== Input data ==

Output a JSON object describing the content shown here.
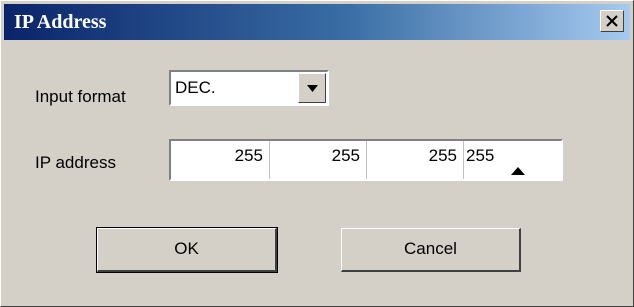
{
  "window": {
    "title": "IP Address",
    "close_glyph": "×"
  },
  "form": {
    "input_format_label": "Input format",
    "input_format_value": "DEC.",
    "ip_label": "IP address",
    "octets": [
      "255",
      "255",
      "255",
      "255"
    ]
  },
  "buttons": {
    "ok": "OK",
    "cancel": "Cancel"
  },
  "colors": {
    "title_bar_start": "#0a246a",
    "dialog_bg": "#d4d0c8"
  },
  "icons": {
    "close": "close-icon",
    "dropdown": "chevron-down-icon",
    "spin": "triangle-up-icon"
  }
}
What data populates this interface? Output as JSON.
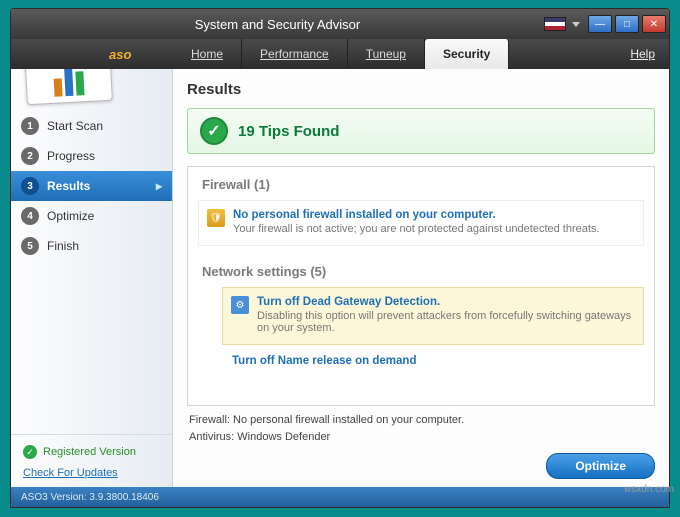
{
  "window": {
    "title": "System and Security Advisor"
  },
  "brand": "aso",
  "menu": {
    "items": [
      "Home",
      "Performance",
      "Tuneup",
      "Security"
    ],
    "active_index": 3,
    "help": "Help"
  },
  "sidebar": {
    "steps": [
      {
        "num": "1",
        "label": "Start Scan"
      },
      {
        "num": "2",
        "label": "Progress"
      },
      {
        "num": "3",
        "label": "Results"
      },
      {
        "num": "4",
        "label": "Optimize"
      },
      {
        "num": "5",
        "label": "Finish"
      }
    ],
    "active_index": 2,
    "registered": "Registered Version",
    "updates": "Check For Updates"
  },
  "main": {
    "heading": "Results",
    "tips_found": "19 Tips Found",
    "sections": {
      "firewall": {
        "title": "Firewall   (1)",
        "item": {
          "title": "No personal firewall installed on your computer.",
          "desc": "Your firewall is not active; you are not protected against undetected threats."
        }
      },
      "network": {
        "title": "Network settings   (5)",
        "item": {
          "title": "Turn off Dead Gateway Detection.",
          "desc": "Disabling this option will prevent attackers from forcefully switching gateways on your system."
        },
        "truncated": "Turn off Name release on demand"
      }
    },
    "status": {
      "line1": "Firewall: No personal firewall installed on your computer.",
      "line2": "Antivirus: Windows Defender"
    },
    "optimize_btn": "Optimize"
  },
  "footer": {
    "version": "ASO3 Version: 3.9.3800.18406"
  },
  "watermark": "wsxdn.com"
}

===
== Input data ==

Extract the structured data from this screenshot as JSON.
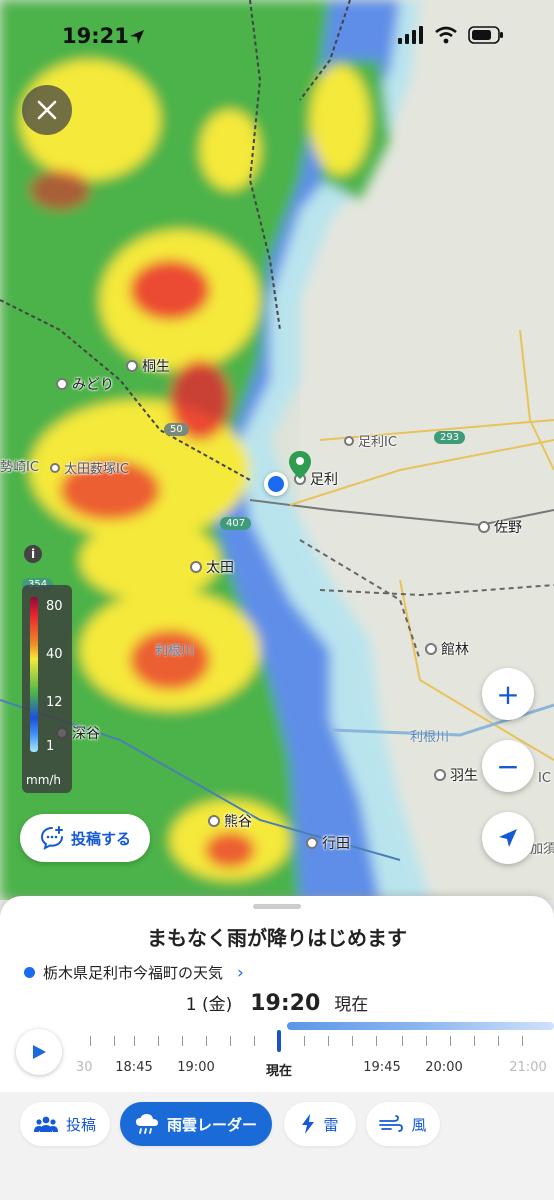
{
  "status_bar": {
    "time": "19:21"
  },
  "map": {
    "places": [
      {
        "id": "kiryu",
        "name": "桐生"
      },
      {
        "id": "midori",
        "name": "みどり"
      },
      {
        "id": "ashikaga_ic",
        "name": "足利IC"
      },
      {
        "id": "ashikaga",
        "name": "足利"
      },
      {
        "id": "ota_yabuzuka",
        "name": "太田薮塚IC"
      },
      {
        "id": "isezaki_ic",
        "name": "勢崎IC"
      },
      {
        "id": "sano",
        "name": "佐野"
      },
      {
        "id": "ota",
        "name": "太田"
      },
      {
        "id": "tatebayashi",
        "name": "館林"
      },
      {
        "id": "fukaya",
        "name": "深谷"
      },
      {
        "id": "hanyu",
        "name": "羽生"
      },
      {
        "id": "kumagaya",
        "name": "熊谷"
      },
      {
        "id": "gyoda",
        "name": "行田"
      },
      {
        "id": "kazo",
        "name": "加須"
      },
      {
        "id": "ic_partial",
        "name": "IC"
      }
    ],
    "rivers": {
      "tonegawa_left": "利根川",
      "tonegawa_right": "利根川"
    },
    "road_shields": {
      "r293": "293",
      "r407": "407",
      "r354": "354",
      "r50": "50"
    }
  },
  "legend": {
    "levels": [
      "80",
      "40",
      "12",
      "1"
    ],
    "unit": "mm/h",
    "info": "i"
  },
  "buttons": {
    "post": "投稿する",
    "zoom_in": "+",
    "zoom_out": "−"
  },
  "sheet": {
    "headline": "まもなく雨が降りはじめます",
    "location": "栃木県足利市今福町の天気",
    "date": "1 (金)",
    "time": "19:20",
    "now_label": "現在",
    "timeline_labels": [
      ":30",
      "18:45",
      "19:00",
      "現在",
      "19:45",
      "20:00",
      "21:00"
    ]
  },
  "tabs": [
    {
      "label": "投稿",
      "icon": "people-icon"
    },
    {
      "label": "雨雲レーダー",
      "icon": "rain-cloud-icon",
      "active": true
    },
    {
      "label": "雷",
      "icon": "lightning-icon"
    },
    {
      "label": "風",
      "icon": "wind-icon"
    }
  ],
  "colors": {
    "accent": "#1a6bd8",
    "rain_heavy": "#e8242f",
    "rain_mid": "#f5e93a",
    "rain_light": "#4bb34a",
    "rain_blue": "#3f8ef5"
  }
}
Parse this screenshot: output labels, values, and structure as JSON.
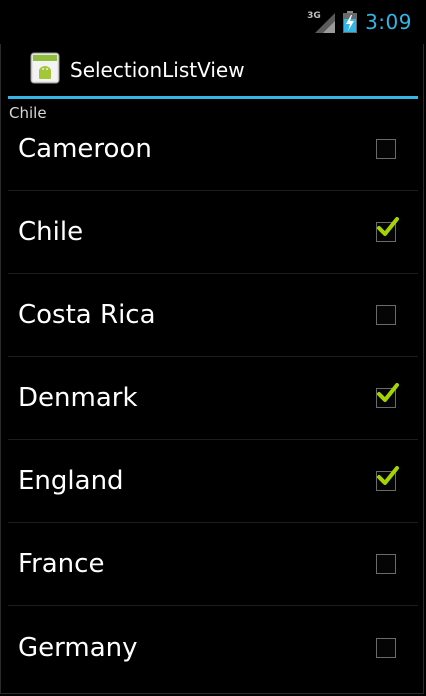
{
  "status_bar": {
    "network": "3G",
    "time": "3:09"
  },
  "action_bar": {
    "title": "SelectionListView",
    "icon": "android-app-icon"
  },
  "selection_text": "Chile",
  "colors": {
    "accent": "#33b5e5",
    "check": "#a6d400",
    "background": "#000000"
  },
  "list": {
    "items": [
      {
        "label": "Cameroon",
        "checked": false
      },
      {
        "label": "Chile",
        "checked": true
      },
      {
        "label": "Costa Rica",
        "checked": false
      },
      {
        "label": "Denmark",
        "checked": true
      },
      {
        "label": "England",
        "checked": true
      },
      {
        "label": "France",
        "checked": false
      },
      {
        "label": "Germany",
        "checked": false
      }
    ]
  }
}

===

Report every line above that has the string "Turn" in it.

          "title": "Turn off Dead Gateway Detection.",
        "truncated": "Turn off Name release on demand"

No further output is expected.